Where to begin.. This post has been split into two because of the amount I have to share and show. Nepal itself has already been an outstanding country, however, my expectations of the Himalayas have been met and surpassed. Not only by the ever-changing landscape, but the people you meet and grow with along the way. Never have I been in a location where in the morning it has been snowing, within an hour bright with sunshine and after lunch, thick with fog and low lying clouds to leave you shivering. It has left me speechless at times, especially when I finally reached the climax of my trip. Before I start on my journey in a bit more detail, I’d like to just note that the people I met along the way are a huge part of what has made this 15 day trip such an amazing experience. It is an incredible thing to be around a plethora of people so entirely different, but all united by one cause.

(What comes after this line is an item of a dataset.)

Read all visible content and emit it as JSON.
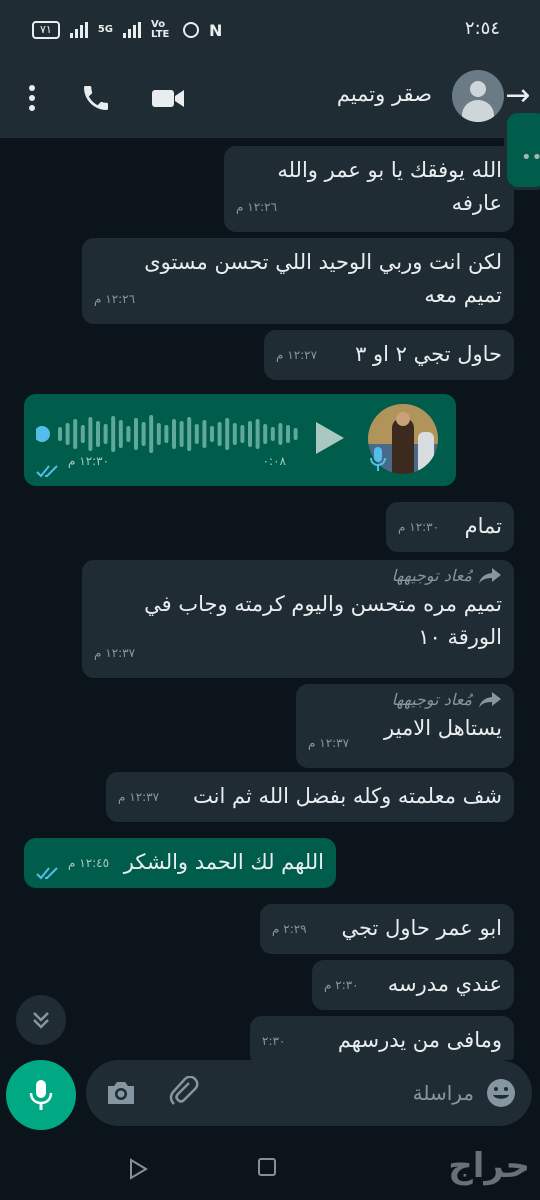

So straight into it, the first day brought an incredible yet intimidating flight, landing on the world’s shortest and second most dangerous airport, Lulka. With a runway of only around 350m it doesn’t leave much room for error. We were off pretty quickly considering there was a delay due to an electrical storm. Somehow I managed to bag myself one of the best seats on the plane. The 10 man aircraft had a stewardess and an open cockpit. I must have had some luck because the pilot let me lean into the cockpit during the flight and even whilst filming the landing. For anyone completing this trek in the future, I urge you to sit in the front left seat as the views from that side were breathtaking, however, no worries if you don’t because within a week you will have the same views every morning!

Shortly after the landing we set off to our first destination, Phakding. For a first taste of the trekking, it was a nice and enjoyable downhill walk – but what stunning landscape! The next day we hugged the river for the majority of the trek and with it came amazing but daunting bridges and incredible views, the valley and mountains are just unlike anything I have ever seen before. I knew the terrain had to change at some point, it couldn’t possibly continue on a level flat pace if we were going to reach base camp. It indeed changed, becoming steep and tough for about three hours and seeming as though the sheer 45 degree climb would never end. I do feel that I was not mentally prepared for such a climb. However, after arriving and lying in my bed for an hour with self pity, I was rewarded with incredible clear skies and views. Namche Bazzar is by far my favourite town, sitting at 3440m above sea level. The village sits on the edge of a spectacular mountain range, and what a way to wake up in the morning! I think it was here that I first experienced a few altitude headaches, however, they seemed to wear off by the time it came for the evening meal. Looking back, I was incredibly lucky to have a clear sky to capture the stars and the Milky Way. Since this evening, we have had only clouds and misty evenings. The sunrises throughout the walk are where the views are always best – this should be a note for every morning in fact: the earlier you rise, the luckier you are with what you see.

At this point it was good to take a day to acclimatise to the height we had reached. These days consist of a little trek, walking up a few hundred metres, staying at this level for a few hours, then descending again later on. Although the weather was stunning, when we reached the top of the climb the views were blocked by clouds and fog rolling in. On a clear day you are able to see Everest and surrounding peaks, so it was a shame but I knew I had other opportunities. On the descent we detoured via a small desolate village named Khumjung. This village is worth a walk through if nothing else. It was lovely to see countless children all playing together perched up high on large boulders, flying kites, running around and giggling.

The 4th day quickly became the hardest and most demanding for me. The beginning started like all the others, a beautiful walk tucked into the edge of the undulating landscape, descending down to rejoin the river. But like all of the trekking in the Himalayas, what comes down must go back up. After a brief stop for lunch, the road then swiftly lead to another 800m climb to reach a town and a monastery located in Tenboche at around 3860m. It was at this point I started to really feel exhausted and the effects of the altitude, however, my guide seemed to want to push me further and continue on for another few hours and a few hundred metres more. This day was far too aggressive for me and left me vomiting in my room, migraine-like throbbing in the back of my head and crying to my dad on the phone. I even had a friend I met back at the airport offer to try to find me, with medication and comfort from her dad at 9 or 10 in the evening. Acute mountain sickness can affect anyone of any size or orientation regardless of fitness.

It didn’t really seem to improve by the next morning. A short 2 hour walk took me nearly 5 hours with a lot of stops and breaks. Unfortunately the language barrier between myself and my guide was too vast for him to understand the extent of how unwell I was feeling. On arrival to Dingboche things still didn’t seem to improve. Having now climbed to 4400m, my symptoms were becoming increasingly severe and I was beginning to lose my will to complete the trek. By this point I was on Diamox and trying every trick in the book to improve. During an acclimatisation walk I broke down because I was dizzy and drained of everything I had left. I have to give special thanks here to two wonderful people, David and Cecile, they are really amazing and such a perfect couple. Having met them on the small flight out, we kept bumping into each other along the route. They really helped motivate me to carry on when I thought I couldn’t and gave company when I needed a good cheering up. Luckily I spent a fair bit of time with them during the trip and they were really always a pleasure to be around.

The second part to my trip in the Himalayas can be found here.